What this task involves ▸
Report each line from the records where the string "Google" turns up.

Stored entries
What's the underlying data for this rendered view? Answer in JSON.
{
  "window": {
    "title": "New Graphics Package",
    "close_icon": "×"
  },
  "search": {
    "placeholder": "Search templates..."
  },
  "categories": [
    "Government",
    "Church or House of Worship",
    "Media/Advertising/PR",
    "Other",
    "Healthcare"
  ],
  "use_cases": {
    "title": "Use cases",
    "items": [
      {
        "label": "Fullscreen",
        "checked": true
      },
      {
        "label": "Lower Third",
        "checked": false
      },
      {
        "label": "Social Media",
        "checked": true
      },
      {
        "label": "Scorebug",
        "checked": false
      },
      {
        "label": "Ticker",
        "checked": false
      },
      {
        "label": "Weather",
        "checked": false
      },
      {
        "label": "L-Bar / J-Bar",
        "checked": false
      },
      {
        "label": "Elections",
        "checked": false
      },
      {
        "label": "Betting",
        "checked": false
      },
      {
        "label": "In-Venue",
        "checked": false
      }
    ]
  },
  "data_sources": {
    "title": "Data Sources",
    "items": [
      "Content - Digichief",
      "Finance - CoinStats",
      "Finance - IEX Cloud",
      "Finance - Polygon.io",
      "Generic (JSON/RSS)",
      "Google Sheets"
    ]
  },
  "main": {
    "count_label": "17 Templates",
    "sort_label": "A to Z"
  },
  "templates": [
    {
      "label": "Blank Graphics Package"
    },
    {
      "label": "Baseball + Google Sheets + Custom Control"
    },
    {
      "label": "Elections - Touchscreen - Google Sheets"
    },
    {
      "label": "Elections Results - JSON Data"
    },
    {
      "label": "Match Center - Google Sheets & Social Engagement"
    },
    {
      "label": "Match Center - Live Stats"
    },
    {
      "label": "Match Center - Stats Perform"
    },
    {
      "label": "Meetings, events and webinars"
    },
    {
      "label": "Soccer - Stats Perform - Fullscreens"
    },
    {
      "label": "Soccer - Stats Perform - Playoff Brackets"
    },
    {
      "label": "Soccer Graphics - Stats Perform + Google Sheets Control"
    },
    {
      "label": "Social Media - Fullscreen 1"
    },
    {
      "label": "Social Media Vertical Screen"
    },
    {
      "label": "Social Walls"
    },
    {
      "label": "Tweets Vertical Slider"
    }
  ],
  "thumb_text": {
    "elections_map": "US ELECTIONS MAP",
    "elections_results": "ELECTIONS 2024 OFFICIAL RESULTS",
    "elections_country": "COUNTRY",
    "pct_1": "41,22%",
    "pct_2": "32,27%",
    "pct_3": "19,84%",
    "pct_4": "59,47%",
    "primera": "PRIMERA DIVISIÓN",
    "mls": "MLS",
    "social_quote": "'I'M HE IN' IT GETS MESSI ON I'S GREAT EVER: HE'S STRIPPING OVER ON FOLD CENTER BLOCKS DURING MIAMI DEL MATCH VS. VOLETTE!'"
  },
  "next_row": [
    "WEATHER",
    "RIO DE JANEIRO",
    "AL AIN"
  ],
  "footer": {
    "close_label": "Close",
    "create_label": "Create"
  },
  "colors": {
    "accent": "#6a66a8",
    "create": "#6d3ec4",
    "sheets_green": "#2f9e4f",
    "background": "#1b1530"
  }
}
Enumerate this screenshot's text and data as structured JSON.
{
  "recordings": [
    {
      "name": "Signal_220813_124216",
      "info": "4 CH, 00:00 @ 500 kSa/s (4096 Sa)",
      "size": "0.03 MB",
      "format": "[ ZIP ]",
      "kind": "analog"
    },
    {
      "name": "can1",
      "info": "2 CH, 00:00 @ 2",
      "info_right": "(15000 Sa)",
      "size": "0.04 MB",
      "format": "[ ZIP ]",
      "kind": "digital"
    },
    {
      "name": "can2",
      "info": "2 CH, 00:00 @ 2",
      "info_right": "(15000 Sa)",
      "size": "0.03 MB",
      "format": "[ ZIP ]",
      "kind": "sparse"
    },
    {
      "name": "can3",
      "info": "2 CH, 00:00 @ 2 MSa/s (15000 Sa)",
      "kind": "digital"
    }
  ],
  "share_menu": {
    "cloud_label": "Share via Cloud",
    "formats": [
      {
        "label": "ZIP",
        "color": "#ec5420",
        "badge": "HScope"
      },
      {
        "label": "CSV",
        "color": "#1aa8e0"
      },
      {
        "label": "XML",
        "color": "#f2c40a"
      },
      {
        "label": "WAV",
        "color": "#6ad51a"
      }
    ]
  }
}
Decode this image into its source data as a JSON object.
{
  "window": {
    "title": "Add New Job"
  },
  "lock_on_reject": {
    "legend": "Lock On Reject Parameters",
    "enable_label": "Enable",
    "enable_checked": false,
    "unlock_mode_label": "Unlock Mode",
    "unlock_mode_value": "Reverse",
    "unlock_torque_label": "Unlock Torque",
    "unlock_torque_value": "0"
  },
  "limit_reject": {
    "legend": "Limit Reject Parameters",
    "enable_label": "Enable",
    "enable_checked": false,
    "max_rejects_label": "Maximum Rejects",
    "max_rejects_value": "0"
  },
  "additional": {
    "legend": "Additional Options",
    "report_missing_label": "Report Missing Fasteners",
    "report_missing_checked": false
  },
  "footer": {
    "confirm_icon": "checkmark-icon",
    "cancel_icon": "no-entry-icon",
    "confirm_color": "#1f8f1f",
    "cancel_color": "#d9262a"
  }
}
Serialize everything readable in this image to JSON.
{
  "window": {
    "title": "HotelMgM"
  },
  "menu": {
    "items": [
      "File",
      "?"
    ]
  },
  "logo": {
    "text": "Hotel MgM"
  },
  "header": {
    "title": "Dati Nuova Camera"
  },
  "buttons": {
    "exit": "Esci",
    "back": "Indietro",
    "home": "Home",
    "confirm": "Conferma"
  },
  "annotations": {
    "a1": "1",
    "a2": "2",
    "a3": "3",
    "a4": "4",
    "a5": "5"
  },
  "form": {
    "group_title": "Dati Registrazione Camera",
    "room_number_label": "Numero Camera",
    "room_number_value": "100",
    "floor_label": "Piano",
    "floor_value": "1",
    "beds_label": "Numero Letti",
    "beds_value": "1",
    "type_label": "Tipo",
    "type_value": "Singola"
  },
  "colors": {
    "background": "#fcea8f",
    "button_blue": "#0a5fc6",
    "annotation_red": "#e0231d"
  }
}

Task result ▸
      "Google Sheets"
      "label": "Baseball + Google Sheets + Custom Control"
      "label": "Elections - Touchscreen - Google Sheets"
      "label": "Match Center - Google Sheets & Social Engagement"
      "label": "Soccer Graphics - Stats Perform + Google Sheets Control"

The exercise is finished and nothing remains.